1 Reply Latest reply on Jun 9, 2009 9:25 PM by zulishk

    New to SSD world

      I'm very to new to SSD drive.  I recently ordered 2 Intel X-25m SSD drives, which im planning to install as OS drive with vista 64 raid0 on an EVGA x58 classified motherboard.  The only thing i know is that i have to upgrade the firmware as soon i receive them.   Is there any thing else i need to know tweaking (Do's & Dont's post installation) these drive?  Also i'm planning to have OS +Apps -- 25 G and DATA (photos and video) 100G on this raid0 partition?  I hope there will be remaining 25G free space.  Is it advisable to have data on my OS drive?  I heard i will loose performance if i fillup space.  Is it wrong assumption?


      Thanks for any inofmraiton and links.

        • 1. Re: New to SSD world
          zulishk
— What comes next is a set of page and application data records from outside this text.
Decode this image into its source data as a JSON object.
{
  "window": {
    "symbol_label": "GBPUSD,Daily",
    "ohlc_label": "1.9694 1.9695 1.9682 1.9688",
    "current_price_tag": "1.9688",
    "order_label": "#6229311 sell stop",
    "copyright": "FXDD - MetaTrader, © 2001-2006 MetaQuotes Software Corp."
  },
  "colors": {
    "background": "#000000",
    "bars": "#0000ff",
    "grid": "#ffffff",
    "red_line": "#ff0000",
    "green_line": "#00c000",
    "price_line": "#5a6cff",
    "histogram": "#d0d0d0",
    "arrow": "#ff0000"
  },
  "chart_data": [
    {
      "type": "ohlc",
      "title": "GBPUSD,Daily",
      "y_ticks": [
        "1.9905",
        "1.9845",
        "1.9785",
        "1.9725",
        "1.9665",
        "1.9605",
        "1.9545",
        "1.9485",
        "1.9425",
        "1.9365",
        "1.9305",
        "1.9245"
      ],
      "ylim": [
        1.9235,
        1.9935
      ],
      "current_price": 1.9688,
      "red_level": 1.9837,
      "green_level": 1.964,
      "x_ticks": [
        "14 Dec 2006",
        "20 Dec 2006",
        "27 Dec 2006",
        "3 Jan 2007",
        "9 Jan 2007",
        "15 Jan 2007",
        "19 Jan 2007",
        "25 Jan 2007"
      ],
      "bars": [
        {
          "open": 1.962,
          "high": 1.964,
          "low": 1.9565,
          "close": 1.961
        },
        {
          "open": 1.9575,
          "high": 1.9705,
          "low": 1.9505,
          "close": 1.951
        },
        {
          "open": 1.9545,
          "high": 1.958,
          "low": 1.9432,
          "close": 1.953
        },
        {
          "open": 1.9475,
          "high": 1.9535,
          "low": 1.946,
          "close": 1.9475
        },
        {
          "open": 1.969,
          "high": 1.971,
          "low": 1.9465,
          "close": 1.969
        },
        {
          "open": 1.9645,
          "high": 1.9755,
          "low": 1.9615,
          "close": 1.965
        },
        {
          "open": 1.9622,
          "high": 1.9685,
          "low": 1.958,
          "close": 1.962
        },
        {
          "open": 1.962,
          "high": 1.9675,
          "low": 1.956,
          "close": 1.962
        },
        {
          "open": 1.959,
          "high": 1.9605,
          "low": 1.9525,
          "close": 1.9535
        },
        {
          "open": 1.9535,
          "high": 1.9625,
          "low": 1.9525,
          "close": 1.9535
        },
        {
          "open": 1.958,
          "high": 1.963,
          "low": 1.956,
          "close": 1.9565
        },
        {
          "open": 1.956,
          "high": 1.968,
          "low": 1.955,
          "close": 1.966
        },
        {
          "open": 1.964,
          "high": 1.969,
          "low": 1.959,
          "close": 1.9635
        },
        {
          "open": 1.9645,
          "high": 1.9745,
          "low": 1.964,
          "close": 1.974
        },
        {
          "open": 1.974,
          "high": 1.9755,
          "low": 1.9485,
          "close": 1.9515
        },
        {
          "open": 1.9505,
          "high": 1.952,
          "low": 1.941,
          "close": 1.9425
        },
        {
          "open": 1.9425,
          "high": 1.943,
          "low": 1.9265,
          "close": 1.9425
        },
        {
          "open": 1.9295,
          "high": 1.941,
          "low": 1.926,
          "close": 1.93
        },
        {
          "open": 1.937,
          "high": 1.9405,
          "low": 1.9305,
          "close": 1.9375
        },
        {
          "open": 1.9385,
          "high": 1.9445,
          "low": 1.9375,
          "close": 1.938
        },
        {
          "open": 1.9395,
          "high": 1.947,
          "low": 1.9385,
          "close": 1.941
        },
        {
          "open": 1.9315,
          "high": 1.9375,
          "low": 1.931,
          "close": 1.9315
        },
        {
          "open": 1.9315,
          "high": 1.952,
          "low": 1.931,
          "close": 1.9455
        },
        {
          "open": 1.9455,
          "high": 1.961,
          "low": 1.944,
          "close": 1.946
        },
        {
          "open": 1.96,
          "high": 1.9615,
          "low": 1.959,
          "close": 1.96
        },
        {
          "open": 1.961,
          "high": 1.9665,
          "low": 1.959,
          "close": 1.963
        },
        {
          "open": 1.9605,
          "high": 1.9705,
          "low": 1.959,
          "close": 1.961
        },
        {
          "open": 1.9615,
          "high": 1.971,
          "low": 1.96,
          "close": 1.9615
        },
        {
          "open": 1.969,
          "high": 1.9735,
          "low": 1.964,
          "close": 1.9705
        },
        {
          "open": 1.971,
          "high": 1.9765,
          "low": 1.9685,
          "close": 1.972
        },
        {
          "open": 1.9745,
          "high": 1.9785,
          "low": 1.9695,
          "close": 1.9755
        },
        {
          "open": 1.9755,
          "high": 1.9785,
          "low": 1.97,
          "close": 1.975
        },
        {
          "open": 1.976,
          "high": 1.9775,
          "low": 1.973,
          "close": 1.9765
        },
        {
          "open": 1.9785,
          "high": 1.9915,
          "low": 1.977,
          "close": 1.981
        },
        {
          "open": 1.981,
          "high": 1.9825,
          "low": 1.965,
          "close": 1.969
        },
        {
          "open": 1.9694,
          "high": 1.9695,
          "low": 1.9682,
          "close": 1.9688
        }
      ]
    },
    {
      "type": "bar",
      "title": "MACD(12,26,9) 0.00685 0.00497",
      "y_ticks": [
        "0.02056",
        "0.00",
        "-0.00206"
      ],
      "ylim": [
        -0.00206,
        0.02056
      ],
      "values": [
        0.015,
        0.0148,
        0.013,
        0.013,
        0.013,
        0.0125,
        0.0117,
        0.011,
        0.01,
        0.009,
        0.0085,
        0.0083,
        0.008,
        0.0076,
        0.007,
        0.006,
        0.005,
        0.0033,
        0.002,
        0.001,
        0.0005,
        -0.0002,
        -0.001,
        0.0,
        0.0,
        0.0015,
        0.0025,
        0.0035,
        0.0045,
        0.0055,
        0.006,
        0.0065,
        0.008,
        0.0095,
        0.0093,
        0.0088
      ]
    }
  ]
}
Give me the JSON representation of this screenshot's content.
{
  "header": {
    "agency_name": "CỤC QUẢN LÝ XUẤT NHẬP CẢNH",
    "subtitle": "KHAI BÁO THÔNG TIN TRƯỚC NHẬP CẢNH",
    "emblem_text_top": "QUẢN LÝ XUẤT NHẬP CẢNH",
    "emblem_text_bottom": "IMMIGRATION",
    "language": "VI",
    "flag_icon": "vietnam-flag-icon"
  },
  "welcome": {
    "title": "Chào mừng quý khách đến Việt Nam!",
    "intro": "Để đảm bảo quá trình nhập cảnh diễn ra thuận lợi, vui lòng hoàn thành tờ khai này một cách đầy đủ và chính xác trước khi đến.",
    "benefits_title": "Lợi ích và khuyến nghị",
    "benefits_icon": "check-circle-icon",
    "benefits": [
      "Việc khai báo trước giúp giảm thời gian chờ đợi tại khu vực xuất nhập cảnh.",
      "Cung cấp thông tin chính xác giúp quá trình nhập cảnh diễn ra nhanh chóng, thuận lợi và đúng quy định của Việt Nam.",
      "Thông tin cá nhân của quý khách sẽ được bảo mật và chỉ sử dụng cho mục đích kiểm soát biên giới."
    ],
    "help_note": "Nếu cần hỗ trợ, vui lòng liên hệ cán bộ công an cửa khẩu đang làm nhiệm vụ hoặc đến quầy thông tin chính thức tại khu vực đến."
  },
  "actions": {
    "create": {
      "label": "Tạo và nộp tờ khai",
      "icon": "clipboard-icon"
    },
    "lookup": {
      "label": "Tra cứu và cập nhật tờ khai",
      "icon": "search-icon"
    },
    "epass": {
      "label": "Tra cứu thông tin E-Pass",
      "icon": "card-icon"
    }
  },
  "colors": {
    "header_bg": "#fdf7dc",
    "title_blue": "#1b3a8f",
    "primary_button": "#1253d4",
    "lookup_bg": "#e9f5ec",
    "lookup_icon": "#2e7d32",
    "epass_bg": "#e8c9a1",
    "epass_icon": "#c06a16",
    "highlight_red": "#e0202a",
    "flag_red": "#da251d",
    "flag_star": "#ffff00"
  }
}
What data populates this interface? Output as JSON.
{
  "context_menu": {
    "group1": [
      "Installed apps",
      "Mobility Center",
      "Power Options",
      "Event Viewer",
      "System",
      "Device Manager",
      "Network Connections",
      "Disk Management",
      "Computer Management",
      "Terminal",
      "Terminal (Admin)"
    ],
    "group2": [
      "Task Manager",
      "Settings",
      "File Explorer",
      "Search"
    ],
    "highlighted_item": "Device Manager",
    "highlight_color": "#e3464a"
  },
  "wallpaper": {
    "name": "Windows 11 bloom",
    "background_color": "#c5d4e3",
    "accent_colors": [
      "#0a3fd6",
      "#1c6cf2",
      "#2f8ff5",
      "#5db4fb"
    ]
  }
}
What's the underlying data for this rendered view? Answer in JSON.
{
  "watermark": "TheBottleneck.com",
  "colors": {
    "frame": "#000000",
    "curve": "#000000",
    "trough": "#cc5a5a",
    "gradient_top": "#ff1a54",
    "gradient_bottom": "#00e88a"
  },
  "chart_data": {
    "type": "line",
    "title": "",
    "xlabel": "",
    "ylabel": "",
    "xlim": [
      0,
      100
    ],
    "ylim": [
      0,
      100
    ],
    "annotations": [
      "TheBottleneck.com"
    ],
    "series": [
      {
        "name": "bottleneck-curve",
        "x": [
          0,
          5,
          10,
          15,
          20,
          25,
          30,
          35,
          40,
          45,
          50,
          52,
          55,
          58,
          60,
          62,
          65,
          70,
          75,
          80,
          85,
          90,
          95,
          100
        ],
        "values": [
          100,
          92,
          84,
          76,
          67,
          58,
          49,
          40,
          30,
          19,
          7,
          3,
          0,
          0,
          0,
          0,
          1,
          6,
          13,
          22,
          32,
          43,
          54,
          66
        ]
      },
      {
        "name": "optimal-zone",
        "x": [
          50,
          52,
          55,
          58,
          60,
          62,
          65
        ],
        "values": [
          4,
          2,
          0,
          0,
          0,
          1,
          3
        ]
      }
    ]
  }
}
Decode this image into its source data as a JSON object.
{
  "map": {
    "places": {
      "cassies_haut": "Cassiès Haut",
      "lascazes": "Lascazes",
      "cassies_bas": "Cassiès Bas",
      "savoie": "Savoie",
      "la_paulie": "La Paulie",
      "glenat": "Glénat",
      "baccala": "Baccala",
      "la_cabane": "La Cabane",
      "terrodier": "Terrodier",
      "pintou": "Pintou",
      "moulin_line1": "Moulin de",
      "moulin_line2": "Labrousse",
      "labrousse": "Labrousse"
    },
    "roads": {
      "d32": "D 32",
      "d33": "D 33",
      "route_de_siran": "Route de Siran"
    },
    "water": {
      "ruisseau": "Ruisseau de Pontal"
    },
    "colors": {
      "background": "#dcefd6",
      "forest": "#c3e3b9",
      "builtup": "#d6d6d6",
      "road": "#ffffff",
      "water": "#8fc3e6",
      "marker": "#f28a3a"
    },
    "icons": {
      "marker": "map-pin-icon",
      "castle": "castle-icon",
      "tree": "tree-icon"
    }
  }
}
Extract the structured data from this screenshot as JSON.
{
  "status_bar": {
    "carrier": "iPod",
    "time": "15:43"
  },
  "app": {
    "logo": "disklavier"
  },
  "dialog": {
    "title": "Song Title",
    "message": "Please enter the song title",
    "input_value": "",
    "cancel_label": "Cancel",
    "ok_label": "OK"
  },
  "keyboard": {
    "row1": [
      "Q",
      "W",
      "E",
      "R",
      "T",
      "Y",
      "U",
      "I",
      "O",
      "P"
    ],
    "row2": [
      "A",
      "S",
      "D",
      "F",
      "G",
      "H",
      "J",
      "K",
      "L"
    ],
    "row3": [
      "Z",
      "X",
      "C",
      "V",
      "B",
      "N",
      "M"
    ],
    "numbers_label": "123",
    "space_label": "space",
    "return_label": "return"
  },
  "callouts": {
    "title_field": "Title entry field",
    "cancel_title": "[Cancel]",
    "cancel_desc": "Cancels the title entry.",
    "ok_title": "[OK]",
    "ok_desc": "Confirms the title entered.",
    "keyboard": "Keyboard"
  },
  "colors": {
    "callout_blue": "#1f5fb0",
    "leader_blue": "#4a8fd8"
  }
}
          Do - Consider your motherboard's RAID chipset.  Most on-board RAID is designed for redundancy, not performance.  If you want RAID0 or RAID1 benefits, seriously consider getting a performance RAID card with a RAM cache (see Adaptec's 5405 card).  In any case, test different configurations with benchmarking software before installing all your apps.

           

          Do - utilize a backup system like Norton Ghost to make regular backups of your OS.  SSDs, should they fail, tend to fail without warning.

           

          Don't - use any defragmentation software on your SSD drives.  Wear-leveling makes this ineffective and wasteful.

           

          Don't - store photos, music, multimedia on the SSDs.  Why waste performance SSD storage on static data, unless absolutely critical, when there is cheaper, higher capacity secondary storage available (e.g. external or internal HDDs)?

           

          Recommendation - for the ultimate in OS performance, make room in your budget for something like Gigabyte's iRAM drive or HyperOS's HyperDrive to store your pagefile, TEMP folder, and Temporary Internet Files on.  You'd only need 4-8 GB of Ramdisk storage for this purpose (depending on how much physical RAM you have).  This DDR-based storage makes your system FLY, and this type of data is not critical enough to warrant backup/redundancy (but enough to cause a performance hit in any other configuration).

           

          These pointers are based on my personal experience with all the hardware I mention, and others.